Collected data:
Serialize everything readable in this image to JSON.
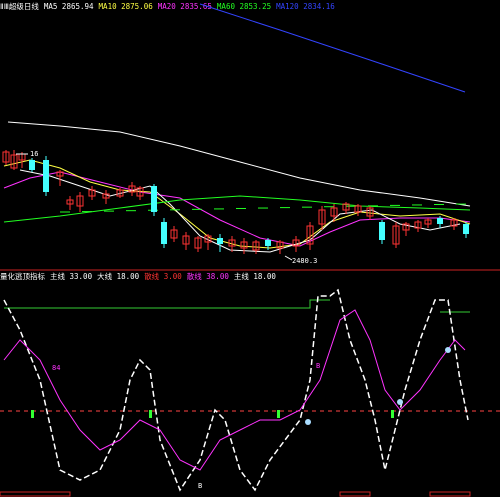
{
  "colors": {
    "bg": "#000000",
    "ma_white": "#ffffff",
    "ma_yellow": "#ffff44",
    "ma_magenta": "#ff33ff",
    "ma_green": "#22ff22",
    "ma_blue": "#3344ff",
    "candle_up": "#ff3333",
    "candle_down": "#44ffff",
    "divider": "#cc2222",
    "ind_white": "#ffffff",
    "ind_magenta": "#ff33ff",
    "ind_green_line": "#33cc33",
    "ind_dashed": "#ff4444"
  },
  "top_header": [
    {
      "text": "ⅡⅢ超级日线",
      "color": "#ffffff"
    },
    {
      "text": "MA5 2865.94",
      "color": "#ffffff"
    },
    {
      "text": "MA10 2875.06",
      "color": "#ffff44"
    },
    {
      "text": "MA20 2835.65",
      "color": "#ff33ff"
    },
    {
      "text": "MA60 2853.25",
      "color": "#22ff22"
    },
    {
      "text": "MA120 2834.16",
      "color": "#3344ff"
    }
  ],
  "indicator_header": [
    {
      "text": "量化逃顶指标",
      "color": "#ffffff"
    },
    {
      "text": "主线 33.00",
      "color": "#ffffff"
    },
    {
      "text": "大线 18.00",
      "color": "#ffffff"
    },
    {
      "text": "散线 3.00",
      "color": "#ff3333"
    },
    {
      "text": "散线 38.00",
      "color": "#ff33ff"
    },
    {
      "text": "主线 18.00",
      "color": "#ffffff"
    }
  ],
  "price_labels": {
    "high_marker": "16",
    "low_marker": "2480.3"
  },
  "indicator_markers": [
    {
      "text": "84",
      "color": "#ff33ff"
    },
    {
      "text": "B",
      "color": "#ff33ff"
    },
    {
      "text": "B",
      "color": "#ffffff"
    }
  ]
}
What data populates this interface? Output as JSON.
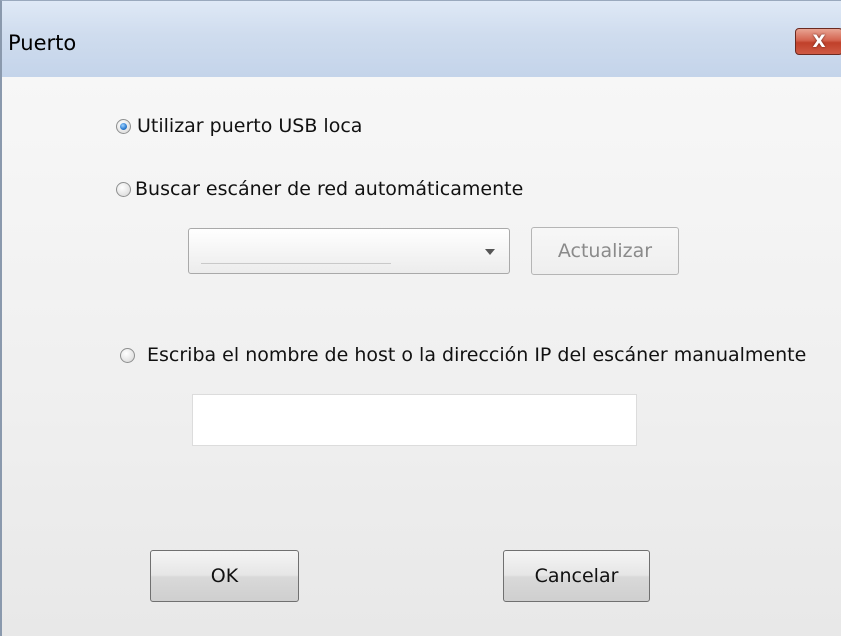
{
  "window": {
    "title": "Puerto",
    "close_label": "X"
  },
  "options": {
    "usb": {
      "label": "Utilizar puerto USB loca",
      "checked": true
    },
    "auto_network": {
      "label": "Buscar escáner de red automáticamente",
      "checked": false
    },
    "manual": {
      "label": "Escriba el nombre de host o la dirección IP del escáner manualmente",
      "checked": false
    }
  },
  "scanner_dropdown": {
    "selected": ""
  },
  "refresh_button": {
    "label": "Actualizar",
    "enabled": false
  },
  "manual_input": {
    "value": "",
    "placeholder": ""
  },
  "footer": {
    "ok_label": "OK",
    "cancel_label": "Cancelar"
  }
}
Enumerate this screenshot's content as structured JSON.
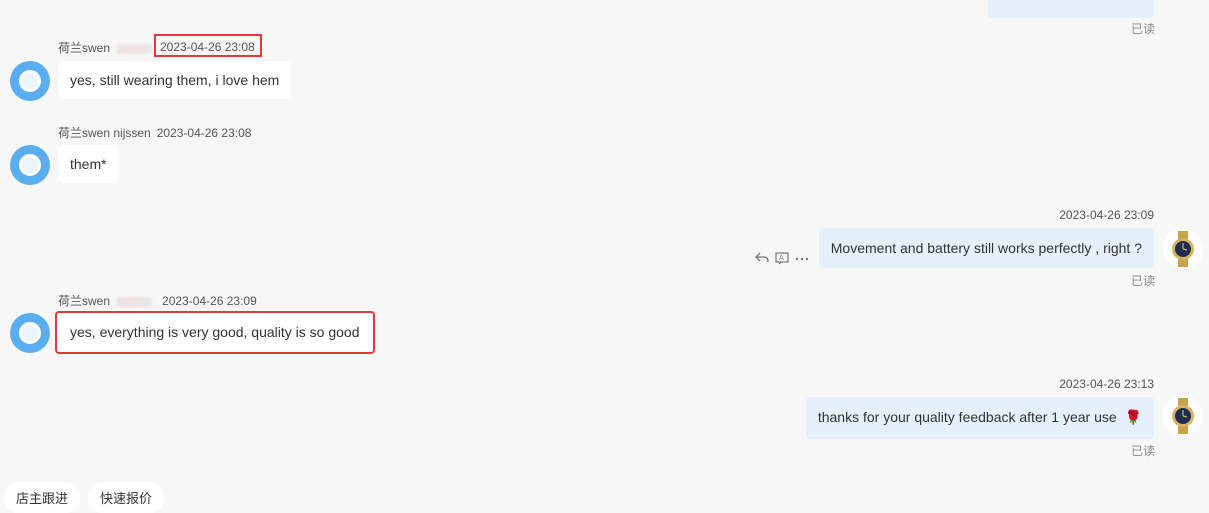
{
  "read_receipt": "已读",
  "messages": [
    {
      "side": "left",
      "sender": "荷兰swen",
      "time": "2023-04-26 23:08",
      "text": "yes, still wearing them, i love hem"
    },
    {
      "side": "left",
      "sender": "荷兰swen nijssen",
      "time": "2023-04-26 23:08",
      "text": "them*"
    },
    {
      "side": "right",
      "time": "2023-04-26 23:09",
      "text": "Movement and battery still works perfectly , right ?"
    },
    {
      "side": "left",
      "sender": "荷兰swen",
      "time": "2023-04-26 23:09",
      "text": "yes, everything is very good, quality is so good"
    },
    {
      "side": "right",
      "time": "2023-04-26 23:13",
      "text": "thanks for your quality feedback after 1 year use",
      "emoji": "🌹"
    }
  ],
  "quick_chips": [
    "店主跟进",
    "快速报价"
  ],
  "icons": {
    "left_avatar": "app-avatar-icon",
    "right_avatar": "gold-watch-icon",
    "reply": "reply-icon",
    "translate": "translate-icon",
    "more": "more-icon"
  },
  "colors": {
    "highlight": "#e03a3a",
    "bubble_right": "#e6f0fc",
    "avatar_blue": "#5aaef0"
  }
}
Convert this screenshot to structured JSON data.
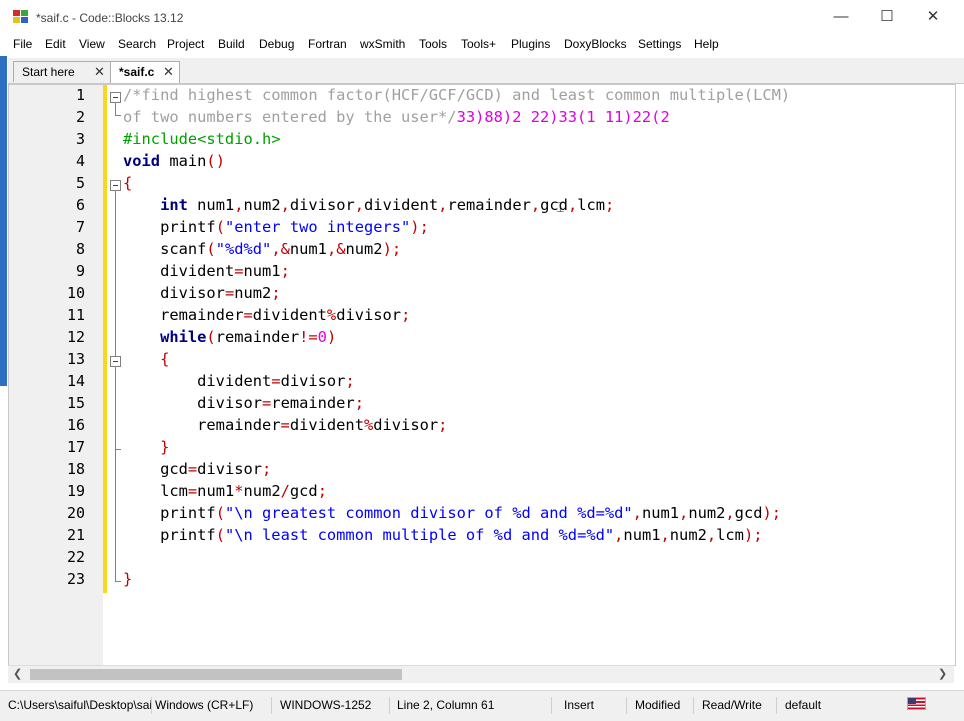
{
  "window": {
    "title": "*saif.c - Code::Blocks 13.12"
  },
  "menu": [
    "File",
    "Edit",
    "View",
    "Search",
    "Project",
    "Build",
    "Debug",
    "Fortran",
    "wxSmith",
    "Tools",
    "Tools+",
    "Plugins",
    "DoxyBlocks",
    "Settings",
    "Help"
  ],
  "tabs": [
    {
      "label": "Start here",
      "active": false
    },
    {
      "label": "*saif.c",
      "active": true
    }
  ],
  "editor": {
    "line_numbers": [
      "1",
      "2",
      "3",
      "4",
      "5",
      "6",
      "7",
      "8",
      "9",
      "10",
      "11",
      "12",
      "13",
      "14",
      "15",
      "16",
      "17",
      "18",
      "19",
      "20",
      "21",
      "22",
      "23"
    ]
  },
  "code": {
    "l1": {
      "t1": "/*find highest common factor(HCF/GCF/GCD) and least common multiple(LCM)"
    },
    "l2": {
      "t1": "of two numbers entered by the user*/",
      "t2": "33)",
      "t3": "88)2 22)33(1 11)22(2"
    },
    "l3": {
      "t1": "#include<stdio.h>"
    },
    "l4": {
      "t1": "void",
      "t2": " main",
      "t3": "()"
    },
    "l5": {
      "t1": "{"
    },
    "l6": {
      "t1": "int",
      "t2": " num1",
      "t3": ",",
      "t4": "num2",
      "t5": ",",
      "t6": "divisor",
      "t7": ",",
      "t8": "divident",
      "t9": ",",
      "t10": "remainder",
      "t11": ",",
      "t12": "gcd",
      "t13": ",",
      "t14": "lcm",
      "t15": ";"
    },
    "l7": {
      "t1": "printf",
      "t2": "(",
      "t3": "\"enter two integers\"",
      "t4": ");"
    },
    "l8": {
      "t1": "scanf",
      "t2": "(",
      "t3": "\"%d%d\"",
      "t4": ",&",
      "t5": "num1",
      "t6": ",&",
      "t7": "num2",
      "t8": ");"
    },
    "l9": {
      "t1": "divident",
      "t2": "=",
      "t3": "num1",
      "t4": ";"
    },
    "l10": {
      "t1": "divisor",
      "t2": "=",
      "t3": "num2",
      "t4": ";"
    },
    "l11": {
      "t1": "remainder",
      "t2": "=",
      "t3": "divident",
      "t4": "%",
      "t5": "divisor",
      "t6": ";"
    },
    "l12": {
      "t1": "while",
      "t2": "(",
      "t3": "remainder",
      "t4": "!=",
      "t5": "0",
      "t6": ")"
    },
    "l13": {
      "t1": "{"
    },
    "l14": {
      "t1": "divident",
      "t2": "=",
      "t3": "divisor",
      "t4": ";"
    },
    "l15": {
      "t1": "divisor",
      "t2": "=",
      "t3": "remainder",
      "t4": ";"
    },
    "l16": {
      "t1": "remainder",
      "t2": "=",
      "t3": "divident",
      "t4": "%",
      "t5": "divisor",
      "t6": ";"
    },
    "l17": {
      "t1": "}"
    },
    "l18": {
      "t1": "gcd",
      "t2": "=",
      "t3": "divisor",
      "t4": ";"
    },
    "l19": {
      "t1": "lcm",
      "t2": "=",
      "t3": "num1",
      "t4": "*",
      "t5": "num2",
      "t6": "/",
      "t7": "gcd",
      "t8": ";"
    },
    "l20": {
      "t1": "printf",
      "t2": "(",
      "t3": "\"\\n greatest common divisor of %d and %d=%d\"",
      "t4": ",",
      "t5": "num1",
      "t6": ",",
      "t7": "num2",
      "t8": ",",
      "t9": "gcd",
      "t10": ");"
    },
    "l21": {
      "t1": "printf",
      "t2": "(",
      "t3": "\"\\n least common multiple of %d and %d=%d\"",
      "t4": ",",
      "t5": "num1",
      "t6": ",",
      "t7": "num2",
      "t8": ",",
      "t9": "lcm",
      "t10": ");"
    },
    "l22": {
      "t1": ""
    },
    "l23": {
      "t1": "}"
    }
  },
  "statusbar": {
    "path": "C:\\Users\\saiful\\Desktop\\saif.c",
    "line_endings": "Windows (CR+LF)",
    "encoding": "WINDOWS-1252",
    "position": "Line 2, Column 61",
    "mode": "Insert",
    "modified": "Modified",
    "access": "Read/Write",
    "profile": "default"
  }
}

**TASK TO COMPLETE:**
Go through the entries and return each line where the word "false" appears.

**RESPONSE TO THIS TASK:**
      "checked": false
      "checked": false
    "enabled": false
      "active": false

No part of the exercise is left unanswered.